Archive for January, 2008
I’ve been a fan of Guy Ben-Ner’s work since first seeing it, about three years ago at what I think was his first Postmaster’s show and with each new video my admiration grows. The latest video that I thoroughly enjoyed is titled “Stealing Beauty” shot entirely at IKEA show rooms with his family. As in his past videos, Ben-Ner works with his kids to create narratives that question or deconstruct elements of our society.
“Stealing Beauty” features the traditional modern nuclear family unit. They go about regular daily activities, showering, sleeping, watching television, checking email, reading, washing dishes, sharing a meal, however throughout the 20 minute video is an ongoing discussion between the individuals. This is a discussion that primarily revolves around a lecture by Ben-Ner to his kids proclaiming the virtues of Capitalism:

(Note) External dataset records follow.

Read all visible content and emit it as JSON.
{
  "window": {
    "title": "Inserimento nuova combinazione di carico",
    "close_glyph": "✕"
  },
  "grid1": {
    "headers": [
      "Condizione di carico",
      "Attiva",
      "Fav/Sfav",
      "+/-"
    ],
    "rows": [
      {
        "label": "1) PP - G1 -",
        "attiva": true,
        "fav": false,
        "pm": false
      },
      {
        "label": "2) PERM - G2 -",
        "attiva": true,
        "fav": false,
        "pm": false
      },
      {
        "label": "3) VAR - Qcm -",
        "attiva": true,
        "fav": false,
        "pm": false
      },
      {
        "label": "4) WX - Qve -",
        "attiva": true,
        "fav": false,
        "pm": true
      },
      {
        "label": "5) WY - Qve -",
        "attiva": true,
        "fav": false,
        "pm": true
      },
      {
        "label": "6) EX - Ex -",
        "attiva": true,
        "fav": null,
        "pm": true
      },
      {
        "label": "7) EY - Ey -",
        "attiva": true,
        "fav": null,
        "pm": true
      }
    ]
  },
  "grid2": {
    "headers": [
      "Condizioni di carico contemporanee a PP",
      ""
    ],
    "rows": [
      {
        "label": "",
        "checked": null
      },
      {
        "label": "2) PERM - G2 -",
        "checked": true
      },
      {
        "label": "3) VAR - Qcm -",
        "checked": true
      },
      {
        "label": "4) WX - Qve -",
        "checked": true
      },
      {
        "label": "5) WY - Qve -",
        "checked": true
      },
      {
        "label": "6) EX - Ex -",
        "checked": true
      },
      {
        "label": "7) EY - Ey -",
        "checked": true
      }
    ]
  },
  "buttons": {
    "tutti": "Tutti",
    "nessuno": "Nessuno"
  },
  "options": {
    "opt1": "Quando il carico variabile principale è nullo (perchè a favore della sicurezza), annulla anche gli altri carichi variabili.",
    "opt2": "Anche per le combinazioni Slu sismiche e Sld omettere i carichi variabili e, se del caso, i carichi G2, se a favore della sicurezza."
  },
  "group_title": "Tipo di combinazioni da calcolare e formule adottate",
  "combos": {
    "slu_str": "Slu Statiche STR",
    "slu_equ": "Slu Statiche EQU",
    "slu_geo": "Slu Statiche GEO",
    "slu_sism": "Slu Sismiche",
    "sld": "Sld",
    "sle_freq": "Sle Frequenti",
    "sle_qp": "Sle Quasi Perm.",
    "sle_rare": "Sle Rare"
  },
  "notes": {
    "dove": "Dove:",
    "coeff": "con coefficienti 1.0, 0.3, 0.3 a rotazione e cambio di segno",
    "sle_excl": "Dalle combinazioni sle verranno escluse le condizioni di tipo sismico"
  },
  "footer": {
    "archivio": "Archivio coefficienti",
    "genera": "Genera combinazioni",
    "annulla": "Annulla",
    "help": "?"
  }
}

“Private property creates borders… Some day this [the IKEA show room] will all be yours through inheritance… Love holds the family together and the family keeps the property from leaking out, family is like a big piggy bank,… Sharing is primitive… We evolved to rise on our feet and point at things to say this is mine. We freed our fingers to count…”
As the video proceeds there are traces of rebellion by the daughter, she questions if she is owned by her parents, she demands her freedom and at one point Ben-Ner grounds her. The video concludes with the reading of a Manifesto by the children… “Children of the world unite” calling children to claim what they want, to steal from parents, to claim their free will.
Although the water doesn’t flow from the sinks or shower head and the television and computer aren’t turned on, the family inhabits any number of IKEA show rooms as if everything functioned. They get into the beds, sit at the dinning room or in the living room and play out the script as shoppers walk by. At one point a woman peers into the video camera and pokes at it, someone behind the camera asks her to not touch the camera and re-positions it to focus on the co-opted stage.
The entire work is pieced together from any number of show rooms to the extent that a single exchange is assembled from various shoots. I left wondering if this was so, because they shot the video without permission and had to assemble the video from different IKEAs as they would be pulled from the show rooms. And indeed this is the case – it “was shot without permission at numerous IKEA stores around New York, Berlin and Tel Aviv.”
The dialogue doesn’t present any ground breaking ideas, however juxtaposing the script against the sets available at IKEA’s idealized show rooms is brilliant!